Search Our New Beta Online Collections!

Thomas Butler Gunn Diaries: Volume 14, page 27, October 4, 1860

<< Back to search results

View this document

From collection:Part of:

Identifier: DX01310824

Title: Thomas Butler Gunn Diaries: Volume 14, page 27, October 4, 1860

Description: Describes the current boarders at his boarding house at 132 Bleecker Street.



in 132 Bleecker Street.

[Mr. Phillips] has just returned from visiting a monied brother in New England whom he wants to “take hold of” some of his inventions. Phillips is hideously in debt to Mrs. [Susan] Boley, who declares that he must go soon, if he don’t produce some money; who is down upon “them inventions,” and thinks that “that engagement” with honest Miss [Cecilia] Trainque “is off.” Fyte or Fite (I don’t know how to spell his name) is another occupant of this room, a nervous-looking, beardless young man, not unlike [Frank] Cahill in general appearance. Is good-humored, talks in a high voice, as if excited, and calls our landlady, as indeed do most of the others, by the pleasant nick-name of “Muddy” — supposed an abbreviation for mother. Richardson is another occupant, a strong-built, loud-speaking young fellow, like the Fite, in some clerkish berth on Broadway; I think in a photographic establishment. Fite is in a fire-work store. Next floor, most of the rooms empty, which is bad for Mrs Boley. Street floor all woman-kind, the two Woodward girls [Susan and Lizzie] occupying the big back parlor, once our dining-room. Both of them “tend store” in Broadway and Lizzie sits beside me at the dinner-table. We are very good friends in spite of my occasional taciturnity and her sharp

coverage:New York, New York, Church Street

Rights: NoC-US

Place: United States
New York

Dates: 1860-10-04

Type(s): Diary

Maker/Creator: Gunn, Thomas Butler, 1826-1903

Subjects: Boardinghouses
19th century

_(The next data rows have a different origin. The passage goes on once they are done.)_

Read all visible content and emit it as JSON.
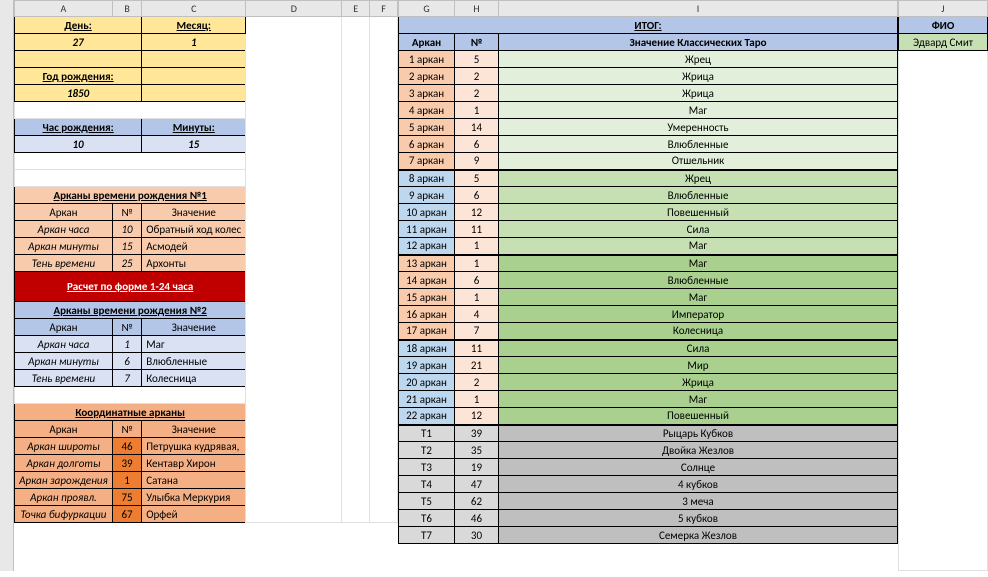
{
  "columns": [
    "A",
    "B",
    "C",
    "D",
    "E",
    "F",
    "G",
    "H",
    "I",
    "J"
  ],
  "left": {
    "day_label": "День:",
    "month_label": "Месяц:",
    "day": "27",
    "month": "1",
    "year_label": "Год рождения:",
    "year": "1850",
    "hour_label": "Час рождения:",
    "minute_label": "Минуты:",
    "hour": "10",
    "minute": "15",
    "block1_title": "Арканы времени рождения №1",
    "cols": {
      "arcan": "Аркан",
      "num": "№",
      "meaning": "Значение"
    },
    "block1_rows": [
      {
        "label": "Аркан часа",
        "num": "10",
        "meaning": "Обратный ход колес"
      },
      {
        "label": "Аркан минуты",
        "num": "15",
        "meaning": "Асмодей"
      },
      {
        "label": "Тень времени",
        "num": "25",
        "meaning": "Архонты"
      }
    ],
    "redbar": "Расчет по форме 1-24 часа",
    "block2_title": "Арканы времени рождения №2",
    "block2_rows": [
      {
        "label": "Аркан часа",
        "num": "1",
        "meaning": "Маг"
      },
      {
        "label": "Аркан минуты",
        "num": "6",
        "meaning": "Влюбленные"
      },
      {
        "label": "Тень времени",
        "num": "7",
        "meaning": "Колесница"
      }
    ],
    "coord_title": "Координатные арканы",
    "coord_rows": [
      {
        "label": "Аркан широты",
        "num": "46",
        "meaning": "Петрушка кудрявая,"
      },
      {
        "label": "Аркан долготы",
        "num": "39",
        "meaning": "Кентавр Хирон"
      },
      {
        "label": "Аркан зарождения",
        "num": "1",
        "meaning": "Сатана"
      },
      {
        "label": "Аркан проявл.",
        "num": "75",
        "meaning": "Улыбка Меркурия"
      },
      {
        "label": "Точка бифуркации",
        "num": "67",
        "meaning": "Орфей"
      }
    ]
  },
  "right": {
    "title": "ИТОГ:",
    "cols": {
      "arcan": "Аркан",
      "num": "№",
      "meaning": "Значение Классических Таро"
    },
    "rows": [
      {
        "label": "1 аркан",
        "num": "5",
        "meaning": "Жрец",
        "style": "lt"
      },
      {
        "label": "2 аркан",
        "num": "2",
        "meaning": "Жрица",
        "style": "lt"
      },
      {
        "label": "3 аркан",
        "num": "2",
        "meaning": "Жрица",
        "style": "lt"
      },
      {
        "label": "4 аркан",
        "num": "1",
        "meaning": "Маг",
        "style": "lt"
      },
      {
        "label": "5 аркан",
        "num": "14",
        "meaning": "Умеренность",
        "style": "lt"
      },
      {
        "label": "6 аркан",
        "num": "6",
        "meaning": "Влюбленные",
        "style": "lt"
      },
      {
        "label": "7 аркан",
        "num": "9",
        "meaning": "Отшельник",
        "style": "lt"
      },
      {
        "label": "8 аркан",
        "num": "5",
        "meaning": "Жрец",
        "style": "md",
        "alt": true
      },
      {
        "label": "9 аркан",
        "num": "6",
        "meaning": "Влюбленные",
        "style": "md",
        "alt": true
      },
      {
        "label": "10 аркан",
        "num": "12",
        "meaning": "Повешенный",
        "style": "md",
        "alt": true
      },
      {
        "label": "11 аркан",
        "num": "11",
        "meaning": "Сила",
        "style": "md",
        "alt": true
      },
      {
        "label": "12 аркан",
        "num": "1",
        "meaning": "Маг",
        "style": "md",
        "alt": true
      },
      {
        "label": "13 аркан",
        "num": "1",
        "meaning": "Маг",
        "style": "dk"
      },
      {
        "label": "14 аркан",
        "num": "6",
        "meaning": "Влюбленные",
        "style": "dk"
      },
      {
        "label": "15 аркан",
        "num": "1",
        "meaning": "Маг",
        "style": "dk"
      },
      {
        "label": "16 аркан",
        "num": "4",
        "meaning": "Император",
        "style": "dk"
      },
      {
        "label": "17 аркан",
        "num": "7",
        "meaning": "Колесница",
        "style": "dk"
      },
      {
        "label": "18 аркан",
        "num": "11",
        "meaning": "Сила",
        "style": "dk",
        "alt": true
      },
      {
        "label": "19 аркан",
        "num": "21",
        "meaning": "Мир",
        "style": "dk",
        "alt": true
      },
      {
        "label": "20 аркан",
        "num": "2",
        "meaning": "Жрица",
        "style": "dk",
        "alt": true
      },
      {
        "label": "21 аркан",
        "num": "1",
        "meaning": "Маг",
        "style": "dk",
        "alt": true
      },
      {
        "label": "22 аркан",
        "num": "12",
        "meaning": "Повешенный",
        "style": "dk",
        "alt": true
      }
    ],
    "trows": [
      {
        "label": "Т1",
        "num": "39",
        "meaning": "Рыцарь Кубков"
      },
      {
        "label": "Т2",
        "num": "35",
        "meaning": "Двойка Жезлов"
      },
      {
        "label": "Т3",
        "num": "19",
        "meaning": "Солнце"
      },
      {
        "label": "Т4",
        "num": "47",
        "meaning": "4 кубков"
      },
      {
        "label": "Т5",
        "num": "62",
        "meaning": "3 меча"
      },
      {
        "label": "Т6",
        "num": "46",
        "meaning": "5 кубков"
      },
      {
        "label": "Т7",
        "num": "30",
        "meaning": "Семерка Жезлов"
      }
    ],
    "fio_label": "ФИО",
    "fio_value": "Эдвард Смит"
  }
}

| More

Disclaimer: We are working to create a web-based collection index. Information available through this website should be considered "draft only."